A Made-Over Concert Venue On The River Is Coming… Well, Soon-ish

Digital renderings of the new concert venue at White River State Park

While you’ve been waiting for concerts to return, a “new” downtown venue materialized. The TCU Amphitheater at White River State Park represents a major makeover at the site of the former Farm Bureau Insurance Lawn, which hosted “Weird Al” Yankovic as its final show in August 2019. Construction that began before the pandemic has added a permanent stage, a fixed-seating area for 2,500 attendees, and a canopy above that seating area. The venue has an overall capacity of 6,000, including some general-admission lawn seating.
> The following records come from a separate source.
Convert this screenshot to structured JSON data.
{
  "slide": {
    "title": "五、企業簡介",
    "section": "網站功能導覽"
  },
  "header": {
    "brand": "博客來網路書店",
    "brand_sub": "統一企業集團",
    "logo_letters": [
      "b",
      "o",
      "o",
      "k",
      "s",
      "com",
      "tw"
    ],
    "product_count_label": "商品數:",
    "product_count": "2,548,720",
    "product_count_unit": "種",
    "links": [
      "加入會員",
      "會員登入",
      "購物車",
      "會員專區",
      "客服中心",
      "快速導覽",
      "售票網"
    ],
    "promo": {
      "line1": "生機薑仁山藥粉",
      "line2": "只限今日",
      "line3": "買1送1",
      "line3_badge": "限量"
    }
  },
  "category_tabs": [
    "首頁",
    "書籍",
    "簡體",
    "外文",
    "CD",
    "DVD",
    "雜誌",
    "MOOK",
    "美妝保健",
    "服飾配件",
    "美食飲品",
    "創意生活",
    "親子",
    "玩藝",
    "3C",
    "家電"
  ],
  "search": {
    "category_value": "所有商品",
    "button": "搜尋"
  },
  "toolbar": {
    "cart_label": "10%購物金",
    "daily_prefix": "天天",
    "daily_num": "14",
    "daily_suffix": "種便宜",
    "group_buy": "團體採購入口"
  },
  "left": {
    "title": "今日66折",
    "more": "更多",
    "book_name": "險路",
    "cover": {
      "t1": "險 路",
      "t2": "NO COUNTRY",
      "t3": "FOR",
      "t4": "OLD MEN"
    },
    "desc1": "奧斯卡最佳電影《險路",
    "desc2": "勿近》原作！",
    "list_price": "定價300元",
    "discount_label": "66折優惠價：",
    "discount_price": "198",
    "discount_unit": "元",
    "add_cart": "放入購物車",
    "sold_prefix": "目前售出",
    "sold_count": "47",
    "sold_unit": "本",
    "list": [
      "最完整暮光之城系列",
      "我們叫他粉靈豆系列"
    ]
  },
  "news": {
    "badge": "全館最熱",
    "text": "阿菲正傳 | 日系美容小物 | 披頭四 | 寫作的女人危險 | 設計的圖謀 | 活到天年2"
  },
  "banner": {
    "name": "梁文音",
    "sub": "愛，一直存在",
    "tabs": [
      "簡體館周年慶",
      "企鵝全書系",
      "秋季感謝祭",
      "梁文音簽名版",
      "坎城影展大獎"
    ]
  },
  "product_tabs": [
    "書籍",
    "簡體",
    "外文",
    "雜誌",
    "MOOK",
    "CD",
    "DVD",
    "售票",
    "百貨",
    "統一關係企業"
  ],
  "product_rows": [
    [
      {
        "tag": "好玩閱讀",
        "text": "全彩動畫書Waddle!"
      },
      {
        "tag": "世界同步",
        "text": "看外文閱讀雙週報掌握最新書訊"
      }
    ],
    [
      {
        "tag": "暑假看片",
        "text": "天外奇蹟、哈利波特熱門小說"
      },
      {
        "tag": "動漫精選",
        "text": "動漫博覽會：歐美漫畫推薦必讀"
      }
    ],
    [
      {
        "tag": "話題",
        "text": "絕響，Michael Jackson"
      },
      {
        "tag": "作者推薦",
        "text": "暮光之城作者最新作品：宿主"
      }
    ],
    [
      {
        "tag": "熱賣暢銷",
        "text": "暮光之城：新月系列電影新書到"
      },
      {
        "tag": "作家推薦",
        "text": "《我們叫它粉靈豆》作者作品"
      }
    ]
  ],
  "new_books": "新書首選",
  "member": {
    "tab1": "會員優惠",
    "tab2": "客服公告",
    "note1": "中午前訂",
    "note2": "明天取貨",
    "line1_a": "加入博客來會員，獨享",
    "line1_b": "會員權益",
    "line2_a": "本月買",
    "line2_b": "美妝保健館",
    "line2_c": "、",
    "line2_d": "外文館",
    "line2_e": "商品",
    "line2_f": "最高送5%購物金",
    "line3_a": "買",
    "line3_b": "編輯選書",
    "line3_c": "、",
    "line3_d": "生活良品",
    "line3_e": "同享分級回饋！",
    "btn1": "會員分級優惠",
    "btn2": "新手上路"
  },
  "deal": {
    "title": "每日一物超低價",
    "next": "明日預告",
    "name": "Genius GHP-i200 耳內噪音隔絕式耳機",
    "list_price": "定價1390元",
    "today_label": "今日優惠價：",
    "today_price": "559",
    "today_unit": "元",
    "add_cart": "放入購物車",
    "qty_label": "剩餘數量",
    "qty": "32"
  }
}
Fans are expected to be in seats before Independence Day. Australian pop-rockers 5 Seconds of Summer will headline the first concert at TCU on June 16. Ten more performances by touring acts are scheduled for 2021, but Carolene Mays-Medley, executive director of the White River State Park Development Commission, acknowledges the challenge of ramping up a concert season while the pandemic lingers. Tours can stay on the road only as long as multiple states offer encouraging health reports. “Right now, the concerts on the schedule are scheduled to happen,” Mays-Medley says.

If it’s possible to feel at home on the road, that’s why TCU Amphitheater was built. The old Lawn operated as a pop-up concert facility from its first show in 2004 until the “Weird Al” finale in 2019. Musicians played on a temporary stage made of scaffolding, which didn’t always accommodate the bells and whistles of a tour’s production. When Vampire Weekend visited in 2019, the band had to leave its biggest visual effect—a 12-foot light-up globe—backstage in a truck. TCU Amphitheater features a permanent stage, artist dressing rooms, and improved load-in accommodations. The idea is to attract bigger and better acts.

The venue’s amenities don’t leave fans behind.  The first part of the transformation arrived two summers ago when attendees had access to permanent restrooms rather than portable toilets. Completed construction means fixed seats have replaced low-slung lawn chairs close to the stage, and the canopy will shield some of the audience from inclement weather.

But what about the old “festival feeling”? On social media, it’s not difficult to find complaints about what’s no longer possible for fans at the venue: standing close to the stage with grass under your feet and open sky above your head. For what it’s worth, the venue is saving space for a general-admission “pit” by the stage when tours prefer this configuration. Umphrey’s McGee (August 28) and Deftones (September 2) are two “pit” dates on this summer’s schedule.

White River State Park has plans beyond the music. Mays-Medley sees a role for TCU Amphitheater when downtown welcomes back large-scale conventions and conferences. “People are still more comfortable outdoors,” she says.

Don’t expect all your favorites to tour this summer. The present TCU Amphi-theater schedule of 11 shows is no threat to eclipse past summers at the Lawn that featured 25 events. At the same time, Mays-Medley says concerts might be added to the 2021 lineup in coming weeks.

A packed roster is the goal for 2022. Performances by Barenaked Ladies and Tedeschi Trucks Band at the venue have rolled from 2020 to 2021 and now to 2022 because of pandemic postponements. Music fans should expect a wealth of concert options next year. “I would love to shoot for 50 shows,” Mays-Medley says.